» Goal of the exercise: Where a record contains a picture, omit it; otherwise reproduce the listing exactly.
* * *
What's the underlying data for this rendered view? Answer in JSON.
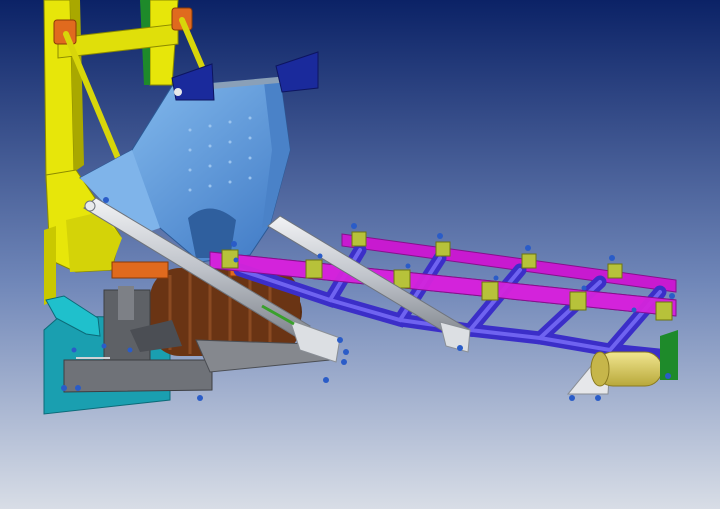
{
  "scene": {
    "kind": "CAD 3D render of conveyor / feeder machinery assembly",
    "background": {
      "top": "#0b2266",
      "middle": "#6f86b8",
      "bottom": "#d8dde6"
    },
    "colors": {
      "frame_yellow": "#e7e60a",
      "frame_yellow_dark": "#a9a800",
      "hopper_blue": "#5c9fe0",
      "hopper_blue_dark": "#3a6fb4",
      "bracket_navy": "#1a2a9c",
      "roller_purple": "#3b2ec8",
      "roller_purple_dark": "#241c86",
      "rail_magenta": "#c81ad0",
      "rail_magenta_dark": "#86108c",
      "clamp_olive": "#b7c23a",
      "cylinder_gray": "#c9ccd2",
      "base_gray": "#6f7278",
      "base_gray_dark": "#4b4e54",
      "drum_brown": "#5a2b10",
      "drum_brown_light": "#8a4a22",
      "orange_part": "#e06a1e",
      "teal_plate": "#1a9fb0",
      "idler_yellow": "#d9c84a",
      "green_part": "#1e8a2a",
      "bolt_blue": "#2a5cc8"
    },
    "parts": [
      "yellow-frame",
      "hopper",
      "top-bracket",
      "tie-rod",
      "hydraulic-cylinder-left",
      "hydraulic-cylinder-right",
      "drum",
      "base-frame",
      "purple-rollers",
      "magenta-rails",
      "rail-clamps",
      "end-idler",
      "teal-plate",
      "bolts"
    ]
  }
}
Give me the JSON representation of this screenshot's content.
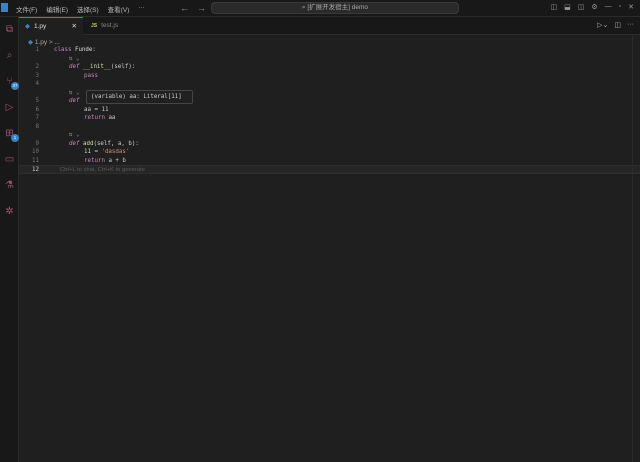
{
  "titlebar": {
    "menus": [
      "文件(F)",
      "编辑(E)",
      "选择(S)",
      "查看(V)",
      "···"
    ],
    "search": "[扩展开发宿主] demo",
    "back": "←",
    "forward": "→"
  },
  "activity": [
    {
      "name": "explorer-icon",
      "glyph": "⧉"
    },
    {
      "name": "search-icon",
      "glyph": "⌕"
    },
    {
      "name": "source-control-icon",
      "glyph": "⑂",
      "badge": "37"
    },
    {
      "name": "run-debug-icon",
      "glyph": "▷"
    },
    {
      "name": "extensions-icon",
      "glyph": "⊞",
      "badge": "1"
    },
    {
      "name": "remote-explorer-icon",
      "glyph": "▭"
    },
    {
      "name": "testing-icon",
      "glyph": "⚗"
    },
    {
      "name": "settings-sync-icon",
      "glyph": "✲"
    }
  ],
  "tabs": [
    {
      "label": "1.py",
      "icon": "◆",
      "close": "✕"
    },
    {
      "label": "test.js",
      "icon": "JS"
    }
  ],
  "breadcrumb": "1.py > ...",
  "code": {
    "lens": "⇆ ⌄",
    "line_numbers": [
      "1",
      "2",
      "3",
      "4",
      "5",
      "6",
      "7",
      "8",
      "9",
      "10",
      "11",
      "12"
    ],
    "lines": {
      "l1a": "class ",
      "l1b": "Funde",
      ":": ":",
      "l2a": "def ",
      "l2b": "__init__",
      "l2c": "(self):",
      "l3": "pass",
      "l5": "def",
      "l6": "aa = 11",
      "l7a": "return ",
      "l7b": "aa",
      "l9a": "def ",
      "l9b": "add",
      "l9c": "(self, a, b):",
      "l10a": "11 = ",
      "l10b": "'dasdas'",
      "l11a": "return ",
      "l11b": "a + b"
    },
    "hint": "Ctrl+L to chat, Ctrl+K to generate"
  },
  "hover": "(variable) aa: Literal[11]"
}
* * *
» Solution to the exercise:
What's the underlying data for this rendered view? Answer in JSON.
{
  "scene": {
    "kind": "CAD 3D render of conveyor / feeder machinery assembly",
    "background": {
      "top": "#0b2266",
      "middle": "#6f86b8",
      "bottom": "#d8dde6"
    },
    "colors": {
      "frame_yellow": "#e7e60a",
      "frame_yellow_dark": "#a9a800",
      "hopper_blue": "#5c9fe0",
      "hopper_blue_dark": "#3a6fb4",
      "bracket_navy": "#1a2a9c",
      "roller_purple": "#3b2ec8",
      "roller_purple_dark": "#241c86",
      "rail_magenta": "#c81ad0",
      "rail_magenta_dark": "#86108c",
      "clamp_olive": "#b7c23a",
      "cylinder_gray": "#c9ccd2",
      "base_gray": "#6f7278",
      "base_gray_dark": "#4b4e54",
      "drum_brown": "#5a2b10",
      "drum_brown_light": "#8a4a22",
      "orange_part": "#e06a1e",
      "teal_plate": "#1a9fb0",
      "idler_yellow": "#d9c84a",
      "green_part": "#1e8a2a",
      "bolt_blue": "#2a5cc8"
    },
    "parts": [
      "yellow-frame",
      "hopper",
      "top-bracket",
      "tie-rod",
      "hydraulic-cylinder-left",
      "hydraulic-cylinder-right",
      "drum",
      "base-frame",
      "purple-rollers",
      "magenta-rails",
      "rail-clamps",
      "end-idler",
      "teal-plate",
      "bolts"
    ]
  }
}
Give me the JSON representation of this screenshot's content.
{
  "titlebar": {
    "menus": [
      "文件(F)",
      "编辑(E)",
      "选择(S)",
      "查看(V)",
      "···"
    ],
    "search": "[扩展开发宿主] demo",
    "back": "←",
    "forward": "→"
  },
  "activity": [
    {
      "name": "explorer-icon",
      "glyph": "⧉"
    },
    {
      "name": "search-icon",
      "glyph": "⌕"
    },
    {
      "name": "source-control-icon",
      "glyph": "⑂",
      "badge": "37"
    },
    {
      "name": "run-debug-icon",
      "glyph": "▷"
    },
    {
      "name": "extensions-icon",
      "glyph": "⊞",
      "badge": "1"
    },
    {
      "name": "remote-explorer-icon",
      "glyph": "▭"
    },
    {
      "name": "testing-icon",
      "glyph": "⚗"
    },
    {
      "name": "settings-sync-icon",
      "glyph": "✲"
    }
  ],
  "tabs": [
    {
      "label": "1.py",
      "icon": "◆",
      "close": "✕"
    },
    {
      "label": "test.js",
      "icon": "JS"
    }
  ],
  "breadcrumb": "1.py > ...",
  "code": {
    "lens": "⇆ ⌄",
    "line_numbers": [
      "1",
      "2",
      "3",
      "4",
      "5",
      "6",
      "7",
      "8",
      "9",
      "10",
      "11",
      "12"
    ],
    "lines": {
      "l1a": "class ",
      "l1b": "Funde",
      ":": ":",
      "l2a": "def ",
      "l2b": "__init__",
      "l2c": "(self):",
      "l3": "pass",
      "l5": "def",
      "l6": "aa = 11",
      "l7a": "return ",
      "l7b": "aa",
      "l9a": "def ",
      "l9b": "add",
      "l9c": "(self, a, b):",
      "l10a": "11 = ",
      "l10b": "'dasdas'",
      "l11a": "return ",
      "l11b": "a + b"
    },
    "hint": "Ctrl+L to chat, Ctrl+K to generate"
  },
  "hover": "(variable) aa: Literal[11]"
}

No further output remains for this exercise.